The April 15 Tax March in Washington, DC, reiterating 200 others nationwide and even in some places overseas, drew a crowd of 25,000 protesting Trump's refusal to release his tax returns. This violates a protocol active since the Watergate scandal. President Nixon was the first to comply and all presidents after him did so as well, unquestioningly.
Democracy is hard work, I thought, scribbling, photographing, and later marching nearly three miles. We're doing it.
"Think he's gonna listen?" asked one cynic. "Wanna go to Siberia?" asked another, both of whom I ignored.
Religion opened and closed the two-hours rally. The initial speaker, Rabbi Nehama Benmosche, recited the Hebrew shma as I cringed awaiting anti-Semitic responses that didn't occur. Deo gratias. She spoke of the significance of Passover Week this day before Easter--how the Children of Israel had thrown off Pharoah's oppression. People's power is huge, she told us. I am the rich daughter of the former head of AIG. I see nonetheless that our tax system is wrong. "Let's work together to repair this world!"
Senator Ron Wyden (D-OR) sounded most progressive with his repeated refrain of "We're taking your gloves off, knock off the tax rip-off!" No more money to Cayman Islands to duck taxes! No more outsourcing employment! Knock off the secrecy and disclose your tax returns!"
Most of our taxes are subtracted from our paychecks, while the select few decide how much they pay.

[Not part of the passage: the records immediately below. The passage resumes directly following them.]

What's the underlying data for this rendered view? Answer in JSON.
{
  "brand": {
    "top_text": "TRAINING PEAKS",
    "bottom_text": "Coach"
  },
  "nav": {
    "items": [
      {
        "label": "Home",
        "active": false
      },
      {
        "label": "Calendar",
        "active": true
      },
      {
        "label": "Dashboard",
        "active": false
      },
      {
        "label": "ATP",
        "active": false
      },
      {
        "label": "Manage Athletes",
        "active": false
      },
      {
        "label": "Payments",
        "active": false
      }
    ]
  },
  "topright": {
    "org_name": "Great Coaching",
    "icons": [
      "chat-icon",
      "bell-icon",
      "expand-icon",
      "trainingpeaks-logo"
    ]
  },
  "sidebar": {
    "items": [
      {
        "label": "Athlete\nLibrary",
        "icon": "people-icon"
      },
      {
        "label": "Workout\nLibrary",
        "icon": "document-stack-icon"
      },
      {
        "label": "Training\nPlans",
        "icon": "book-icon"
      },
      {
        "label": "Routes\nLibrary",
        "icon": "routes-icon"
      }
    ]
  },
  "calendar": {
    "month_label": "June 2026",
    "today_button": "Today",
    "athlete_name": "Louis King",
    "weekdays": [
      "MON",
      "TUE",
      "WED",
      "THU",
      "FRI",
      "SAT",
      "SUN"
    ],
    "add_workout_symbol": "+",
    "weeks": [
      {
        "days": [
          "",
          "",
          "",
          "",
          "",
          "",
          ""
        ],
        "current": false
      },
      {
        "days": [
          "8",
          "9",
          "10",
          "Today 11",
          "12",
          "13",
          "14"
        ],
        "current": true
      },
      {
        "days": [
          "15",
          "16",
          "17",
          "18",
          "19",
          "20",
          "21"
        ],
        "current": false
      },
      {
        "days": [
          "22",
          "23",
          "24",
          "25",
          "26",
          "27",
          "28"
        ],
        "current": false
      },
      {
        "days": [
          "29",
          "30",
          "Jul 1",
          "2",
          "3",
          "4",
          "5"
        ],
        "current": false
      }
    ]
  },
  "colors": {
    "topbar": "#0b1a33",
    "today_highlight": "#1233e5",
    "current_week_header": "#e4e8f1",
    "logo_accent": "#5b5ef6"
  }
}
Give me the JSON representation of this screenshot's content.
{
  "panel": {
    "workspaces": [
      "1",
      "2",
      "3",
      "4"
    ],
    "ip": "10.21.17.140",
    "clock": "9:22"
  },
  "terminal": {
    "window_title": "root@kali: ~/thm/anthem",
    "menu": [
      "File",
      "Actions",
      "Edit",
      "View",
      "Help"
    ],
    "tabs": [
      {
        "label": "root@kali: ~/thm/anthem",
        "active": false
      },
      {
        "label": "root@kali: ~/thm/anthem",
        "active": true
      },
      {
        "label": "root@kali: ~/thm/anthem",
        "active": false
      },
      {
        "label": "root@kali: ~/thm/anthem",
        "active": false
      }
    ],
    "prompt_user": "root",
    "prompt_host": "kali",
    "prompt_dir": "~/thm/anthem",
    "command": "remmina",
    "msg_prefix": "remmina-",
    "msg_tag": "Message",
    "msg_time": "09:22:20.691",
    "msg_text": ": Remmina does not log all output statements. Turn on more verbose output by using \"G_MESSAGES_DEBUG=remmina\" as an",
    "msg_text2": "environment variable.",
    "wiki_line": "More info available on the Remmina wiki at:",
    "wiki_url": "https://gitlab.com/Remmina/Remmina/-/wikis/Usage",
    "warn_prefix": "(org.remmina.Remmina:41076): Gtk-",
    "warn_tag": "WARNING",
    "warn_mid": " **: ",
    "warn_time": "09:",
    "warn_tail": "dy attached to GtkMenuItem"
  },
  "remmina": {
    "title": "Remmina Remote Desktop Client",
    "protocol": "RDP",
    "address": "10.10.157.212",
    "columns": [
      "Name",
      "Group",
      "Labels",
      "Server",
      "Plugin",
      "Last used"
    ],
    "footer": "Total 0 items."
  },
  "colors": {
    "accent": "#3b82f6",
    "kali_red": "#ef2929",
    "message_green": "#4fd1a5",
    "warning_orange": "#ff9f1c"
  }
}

The ranking member of the Senate Finance Committee compared Trump to a teenager hiding his bad report card from his parents.
"Lock him up" chanted the crowd. A later reference to "crooked Donald" reinforced this reference. By now McConnell would have already impeached Hillary if she'd been elected.
Ingenious, often paradoxical or ironic signs were everywhere. "Yo, Donny, what are you hiding?" read one. "Impeach Putin's puppet!" exhorted another. "There are too many Russian ties!" read a third depicting the president wearing three neckties. If police were present, they were in plain clothes. The atmosphere was relaxed--more so than usual, it seemed. There was nothing close to an incident requiring intervention. Uniformed police headed off traffic most cooperatively on the two busy streets of our march, Pennsylvania and Constitution Aves.
Heather McGhee, president of Demos, asked whom Trump was working for anyway. He is raising the Defense budget by $54 billion with funding cuts from We the People, but doesn't mind swallowing up the $23 billion a year in taxes from "illegal" immigrants.
The rich one percent are cheating us out of $400 billion a year, she said, but not to purify the water in Flint, Michigan. . . . "We're sending you the bill!"
Rep. Jamie Raskin (D-MD) evoked the American Revolution as he modernized the situation: taxation without representation is the plight of residents of the District of Columbia. "We have no kings here," he said. "In a democracy, the law is king." We want more than tweets reacting to television shows from a president, who is after all not a global CEO but a public servant. Before you rewrite the tax code, show us your taxes! he said. Put the United States, not yourself, first! The Russians we care about are marching in the streets of Moscow.
75 percent of the American people want Trump's taxes disclosed, said Lisa Gilbert of Public Citizen. Trump flies off to Mar-a-Lago on an average of every 2.8 days.
The two chairs of the Women's March were present. Tamika Mallory said that we had made history together. When she asked who among us had been there, every hand went up. Five million people around the world marched. We sparked resistance against sexism, racism, and fascism. We won't end with Donald Trump's taxes!
Three immigrant women speakers followed, defining taxes as a commitment to democracy. One worked at a fast-food restaurant earning $6.15 an hour, living in a single room with her four children. She pays taxes, she said.